"This bill comes at a time when we have a climate crisis, when we have an equity crisis, when we have a traffic fatality crisis, and a public health crisis. Whatever we do, we need to improve mobility, but we need to improve all of those things, too."
Who's paying for the program? Along with the federal gas tax, revenues will come from unspent COVID-19 relief dollars and unemployment benefits, delaying a Medicare Part D rebate, and profits from an auction of wireless transmission signal rights, among other sources, experts said.
While the U.S. House mainly stuck to party lines, 19 Republican senators including GOP leader Mitch McConnell voted in favor.
"With additional federal funds, Illinois is poised to capitalize on that success and continue creating jobs and economic opportunity while building a 21st-century transportation system," IDOT spokesman Guy Tridgell said.

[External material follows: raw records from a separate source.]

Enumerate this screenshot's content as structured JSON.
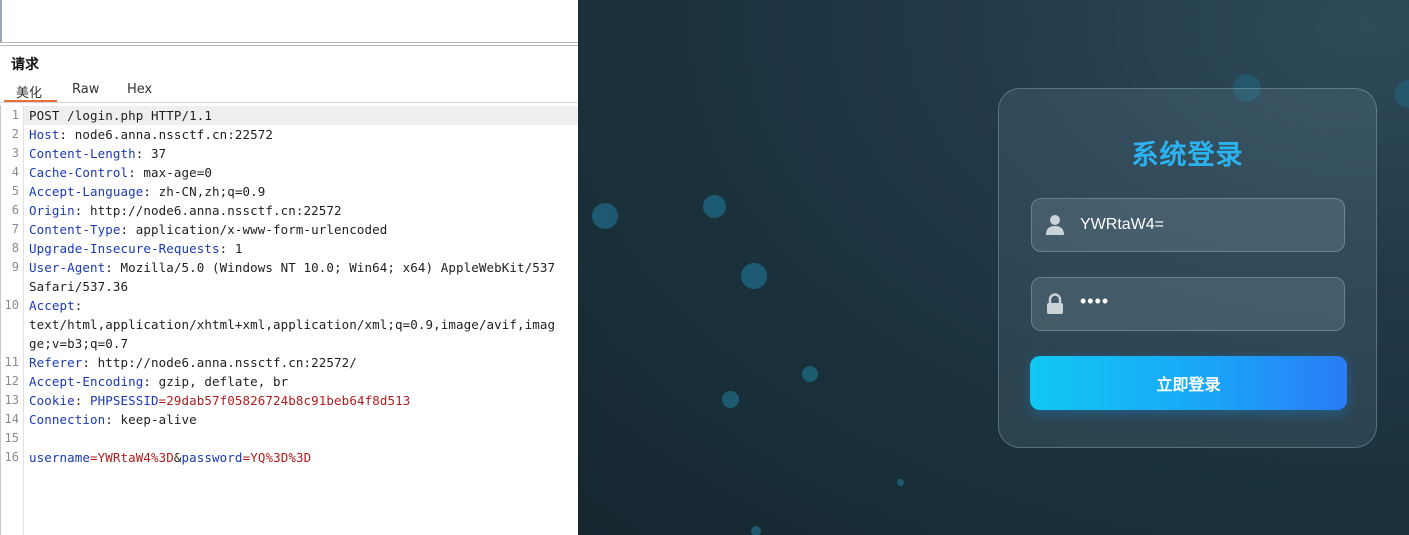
{
  "request_panel": {
    "title": "请求",
    "tabs": [
      {
        "label": "美化",
        "active": true
      },
      {
        "label": "Raw",
        "active": false
      },
      {
        "label": "Hex",
        "active": false
      }
    ],
    "lines": {
      "l1": {
        "n": "1",
        "text": "POST /login.php HTTP/1.1"
      },
      "l2": {
        "n": "2",
        "k": "Host",
        "v": ": node6.anna.nssctf.cn:22572"
      },
      "l3": {
        "n": "3",
        "k": "Content-Length",
        "v": ": 37"
      },
      "l4": {
        "n": "4",
        "k": "Cache-Control",
        "v": ": max-age=0"
      },
      "l5": {
        "n": "5",
        "k": "Accept-Language",
        "v": ": zh-CN,zh;q=0.9"
      },
      "l6": {
        "n": "6",
        "k": "Origin",
        "v": ": http://node6.anna.nssctf.cn:22572"
      },
      "l7": {
        "n": "7",
        "k": "Content-Type",
        "v": ": application/x-www-form-urlencoded"
      },
      "l8": {
        "n": "8",
        "k": "Upgrade-Insecure-Requests",
        "v": ": 1"
      },
      "l9": {
        "n": "9",
        "k": "User-Agent",
        "v": ": Mozilla/5.0 (Windows NT 10.0; Win64; x64) AppleWebKit/537",
        "v2": "Safari/537.36"
      },
      "l10": {
        "n": "10",
        "k": "Accept",
        "v": ":",
        "v2": "text/html,application/xhtml+xml,application/xml;q=0.9,image/avif,imag",
        "v3": "ge;v=b3;q=0.7"
      },
      "l11": {
        "n": "11",
        "k": "Referer",
        "v": ": http://node6.anna.nssctf.cn:22572/"
      },
      "l12": {
        "n": "12",
        "k": "Accept-Encoding",
        "v": ": gzip, deflate, br"
      },
      "l13": {
        "n": "13",
        "k": "Cookie",
        "k2": "PHPSESSID",
        "v": "=29dab57f05826724b8c91beb64f8d513"
      },
      "l14": {
        "n": "14",
        "k": "Connection",
        "v": ": keep-alive"
      },
      "l15": {
        "n": "15"
      },
      "l16": {
        "n": "16",
        "p1k": "username",
        "p1v": "=YWRtaW4%3D",
        "amp": "&",
        "p2k": "password",
        "p2v": "=YQ%3D%3D"
      }
    }
  },
  "login": {
    "title": "系统登录",
    "username_value": "YWRtaW4=",
    "password_mask": "••••",
    "submit_label": "立即登录",
    "user_icon": "user-icon",
    "lock_icon": "lock-icon",
    "title_color": "#2bb3f0",
    "button_gradient": [
      "#11c8f3",
      "#2a7cf7"
    ]
  }
}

Expect nighttime delays and lane closures Monday through Wednesday on the Tri-State Tollway (I-294) between the Hinsdale Oasis, I-55 and Plainfield Road as Illinois crews wrangle massive steel beams into place.
You should know
Starting Monday, weekly trains on Metra's BNSF Line will temporarily shrink from 94 to 86. The changes come when "ridership is low and freight traffic is elevated during global supply chain disruptions," Metra said. For information, go to metra.com.